According to reports of the incident in Malaysian alternative media, Malaysian government agencies have probably been using the spyware even before discovery of the FinFisher malware that was detected in the run-up to the 2013 General Elections.
Coincidentally, Malaysia has also been the frequent host of the annual ISS World Asia tradeshow, where companies promote their arsenal of 'lawful' surveillance software to law enforcement agencies, telco service provider or government employees. During the 2014 event, the Hacking Team was present and the associate lead sponsor of the event.
MiliServ Technologies is currently involved in the upcoming 2015 ISS World Asia in Kuala Lumpur. The event is invitation-only – though it may be interesting to see if Hacking Team will make it there this year.
The Wassenaar Arrangement, a multilateral export control regime, defines "intrusion software" as software specially designed or modified to avoid detection by monitoring tools, or to defeat protective countermeasures, of a computer or network capable device. Intrusion software is used to: extract data or information, or to modify system or user data; or to modify the standard execution path of a program or process in order to allow the execution of externally provided instructions.
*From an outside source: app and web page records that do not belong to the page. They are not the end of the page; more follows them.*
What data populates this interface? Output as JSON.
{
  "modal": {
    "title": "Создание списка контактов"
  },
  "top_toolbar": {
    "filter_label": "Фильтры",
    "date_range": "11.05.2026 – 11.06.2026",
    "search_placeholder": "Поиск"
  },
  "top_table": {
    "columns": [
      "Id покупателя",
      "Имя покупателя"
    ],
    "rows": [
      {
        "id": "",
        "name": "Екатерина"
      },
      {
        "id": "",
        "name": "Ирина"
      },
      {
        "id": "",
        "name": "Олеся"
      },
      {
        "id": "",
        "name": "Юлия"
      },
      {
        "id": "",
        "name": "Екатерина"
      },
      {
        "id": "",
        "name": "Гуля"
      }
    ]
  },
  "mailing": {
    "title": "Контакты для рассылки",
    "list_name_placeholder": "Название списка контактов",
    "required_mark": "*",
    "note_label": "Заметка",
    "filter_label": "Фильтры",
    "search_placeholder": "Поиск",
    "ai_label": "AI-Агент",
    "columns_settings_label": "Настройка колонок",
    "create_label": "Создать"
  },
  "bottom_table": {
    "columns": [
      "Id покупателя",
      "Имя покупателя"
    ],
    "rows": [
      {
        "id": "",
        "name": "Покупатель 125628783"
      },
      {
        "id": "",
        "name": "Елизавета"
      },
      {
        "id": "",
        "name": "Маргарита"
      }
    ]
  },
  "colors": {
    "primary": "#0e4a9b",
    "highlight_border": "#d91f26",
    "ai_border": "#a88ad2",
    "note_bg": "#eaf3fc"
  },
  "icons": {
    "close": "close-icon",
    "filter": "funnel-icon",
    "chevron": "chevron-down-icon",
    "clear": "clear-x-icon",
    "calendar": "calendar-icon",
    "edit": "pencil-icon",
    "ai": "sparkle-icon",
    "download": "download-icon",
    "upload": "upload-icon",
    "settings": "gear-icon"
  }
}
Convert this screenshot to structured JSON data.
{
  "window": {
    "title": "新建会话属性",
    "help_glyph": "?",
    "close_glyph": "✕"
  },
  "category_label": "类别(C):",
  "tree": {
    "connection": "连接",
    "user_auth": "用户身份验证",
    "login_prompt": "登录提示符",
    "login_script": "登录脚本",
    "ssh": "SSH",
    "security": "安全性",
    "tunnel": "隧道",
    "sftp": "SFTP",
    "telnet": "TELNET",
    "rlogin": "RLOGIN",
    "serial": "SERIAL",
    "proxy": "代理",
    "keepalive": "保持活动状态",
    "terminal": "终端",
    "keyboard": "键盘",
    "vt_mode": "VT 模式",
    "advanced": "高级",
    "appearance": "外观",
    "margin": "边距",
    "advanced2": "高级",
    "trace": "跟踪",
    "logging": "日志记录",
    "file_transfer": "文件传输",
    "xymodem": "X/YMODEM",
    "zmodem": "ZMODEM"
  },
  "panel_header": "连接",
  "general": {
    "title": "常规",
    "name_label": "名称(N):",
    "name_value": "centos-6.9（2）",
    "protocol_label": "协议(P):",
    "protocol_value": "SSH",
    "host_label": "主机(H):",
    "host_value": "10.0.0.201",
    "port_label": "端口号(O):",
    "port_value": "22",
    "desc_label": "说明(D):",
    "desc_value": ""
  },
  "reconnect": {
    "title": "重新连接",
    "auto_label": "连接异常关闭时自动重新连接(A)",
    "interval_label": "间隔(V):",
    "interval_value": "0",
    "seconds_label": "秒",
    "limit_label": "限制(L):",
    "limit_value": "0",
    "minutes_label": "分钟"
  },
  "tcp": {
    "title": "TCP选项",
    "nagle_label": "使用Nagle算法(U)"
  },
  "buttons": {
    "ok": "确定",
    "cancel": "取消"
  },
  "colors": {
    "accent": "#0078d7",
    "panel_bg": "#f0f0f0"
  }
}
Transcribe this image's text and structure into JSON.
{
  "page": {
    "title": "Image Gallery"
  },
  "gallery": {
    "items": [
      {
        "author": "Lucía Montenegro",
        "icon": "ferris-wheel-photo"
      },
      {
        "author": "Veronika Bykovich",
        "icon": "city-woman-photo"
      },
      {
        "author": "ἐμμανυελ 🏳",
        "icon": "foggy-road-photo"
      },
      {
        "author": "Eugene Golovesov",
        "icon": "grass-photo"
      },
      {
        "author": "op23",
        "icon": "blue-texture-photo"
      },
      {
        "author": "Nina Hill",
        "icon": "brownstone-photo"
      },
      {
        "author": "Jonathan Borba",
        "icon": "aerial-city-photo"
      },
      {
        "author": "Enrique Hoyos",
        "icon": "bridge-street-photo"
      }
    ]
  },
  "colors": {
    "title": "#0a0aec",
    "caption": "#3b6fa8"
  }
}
Wassenaar states that monitoring tools are software or hardware devices that monitor system behaviours or processes running on a device. This includes antivirus (AV) products, end point security products, Personal Security Products (PSP), Intrusion Detection Systems (IDS), Intrusion Prevention Systems (IPS) or firewalls.
So… what we at F-Secure (and the rest of the antivirus industry) call "malware" appears to easily fit Wassenaar's definition of intrusion software.
Why is this interesting?
Well, the US Bureau of Industry and Security (BIS), part of the US Department of Commerce, has proposed updating its rules to require a license for the export of intrusion software.
And according to the Dept of Commerce, "an export" is –any– item that is sent from the United States to a foreign destination. "Items" include among other things, software and technology.
So… if malware is intrusion software, and any item is an export, how exactly are US-based customers supposed to submit a malware sample to their European antivirus vendor? Seriously, customers send us zero-day using malware all the time. Not to mention the samples that we routinely exchange with other trusted AV vendors from around the globe.
The text associated with the BIS proposal says the scope includes penetration testing products that use intrusion software in what looks like an attempt to limit "hacking" tools, but there is nothing about what is excluded from the scope. So the BIS might not intend to limit customers from uploading malware samples to their AV vendor, but that could be the effect if this new rule is adopted and arbitrarily enforced. Or else it could just force people to operate in a legal limbo. Is that what we want?